Please find every line of the listing below where "VEGAS" occurs and copy it.

Start of Block

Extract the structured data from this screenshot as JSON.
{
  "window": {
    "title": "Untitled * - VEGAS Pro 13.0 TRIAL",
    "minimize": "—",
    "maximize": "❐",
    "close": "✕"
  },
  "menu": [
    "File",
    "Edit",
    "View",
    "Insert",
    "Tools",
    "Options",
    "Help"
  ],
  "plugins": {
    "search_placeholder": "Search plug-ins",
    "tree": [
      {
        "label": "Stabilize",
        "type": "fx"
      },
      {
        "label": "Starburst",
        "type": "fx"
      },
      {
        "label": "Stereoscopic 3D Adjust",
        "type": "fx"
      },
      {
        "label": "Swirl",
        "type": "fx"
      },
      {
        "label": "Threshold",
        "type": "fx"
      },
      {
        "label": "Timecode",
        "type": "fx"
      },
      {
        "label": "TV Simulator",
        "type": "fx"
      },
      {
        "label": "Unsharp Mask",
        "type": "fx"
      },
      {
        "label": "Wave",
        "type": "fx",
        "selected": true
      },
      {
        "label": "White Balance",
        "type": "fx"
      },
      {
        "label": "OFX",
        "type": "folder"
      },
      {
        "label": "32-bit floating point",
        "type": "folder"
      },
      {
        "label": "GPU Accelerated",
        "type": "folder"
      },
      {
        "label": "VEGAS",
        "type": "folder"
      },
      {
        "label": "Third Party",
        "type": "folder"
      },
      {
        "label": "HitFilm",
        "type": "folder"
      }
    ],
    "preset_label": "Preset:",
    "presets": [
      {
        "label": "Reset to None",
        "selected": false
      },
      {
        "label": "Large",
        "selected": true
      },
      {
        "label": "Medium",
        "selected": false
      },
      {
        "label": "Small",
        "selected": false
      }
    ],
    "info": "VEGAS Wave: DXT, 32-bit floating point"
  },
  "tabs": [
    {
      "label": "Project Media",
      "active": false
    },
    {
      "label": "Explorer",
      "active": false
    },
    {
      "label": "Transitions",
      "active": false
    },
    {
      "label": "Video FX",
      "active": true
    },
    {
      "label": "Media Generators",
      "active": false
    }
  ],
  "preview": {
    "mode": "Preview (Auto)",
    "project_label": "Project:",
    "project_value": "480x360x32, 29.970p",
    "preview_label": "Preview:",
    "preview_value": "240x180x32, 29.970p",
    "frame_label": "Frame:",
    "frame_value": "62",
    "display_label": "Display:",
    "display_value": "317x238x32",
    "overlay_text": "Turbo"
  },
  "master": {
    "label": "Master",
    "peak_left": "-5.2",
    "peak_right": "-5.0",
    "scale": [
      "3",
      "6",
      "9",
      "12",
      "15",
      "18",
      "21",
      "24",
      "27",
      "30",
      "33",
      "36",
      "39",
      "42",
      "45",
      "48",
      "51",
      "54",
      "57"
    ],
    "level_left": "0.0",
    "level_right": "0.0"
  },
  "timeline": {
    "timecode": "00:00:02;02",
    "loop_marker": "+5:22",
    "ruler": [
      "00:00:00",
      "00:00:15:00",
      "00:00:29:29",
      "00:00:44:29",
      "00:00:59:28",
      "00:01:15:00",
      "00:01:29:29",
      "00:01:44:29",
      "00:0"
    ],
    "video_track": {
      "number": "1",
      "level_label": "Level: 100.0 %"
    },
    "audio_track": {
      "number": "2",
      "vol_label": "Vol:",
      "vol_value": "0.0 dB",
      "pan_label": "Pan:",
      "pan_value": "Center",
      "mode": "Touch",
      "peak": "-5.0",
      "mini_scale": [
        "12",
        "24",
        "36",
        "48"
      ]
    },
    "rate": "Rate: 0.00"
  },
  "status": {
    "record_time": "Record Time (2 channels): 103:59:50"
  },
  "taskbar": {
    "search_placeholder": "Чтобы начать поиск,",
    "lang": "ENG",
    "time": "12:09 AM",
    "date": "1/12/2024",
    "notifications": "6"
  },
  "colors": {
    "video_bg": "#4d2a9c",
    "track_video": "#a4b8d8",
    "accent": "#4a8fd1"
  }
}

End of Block

#### Answer section:
    "title": "Untitled * - VEGAS Pro 13.0 TRIAL",
        "label": "VEGAS",
    "info": "VEGAS Wave: DXT, 32-bit floating point"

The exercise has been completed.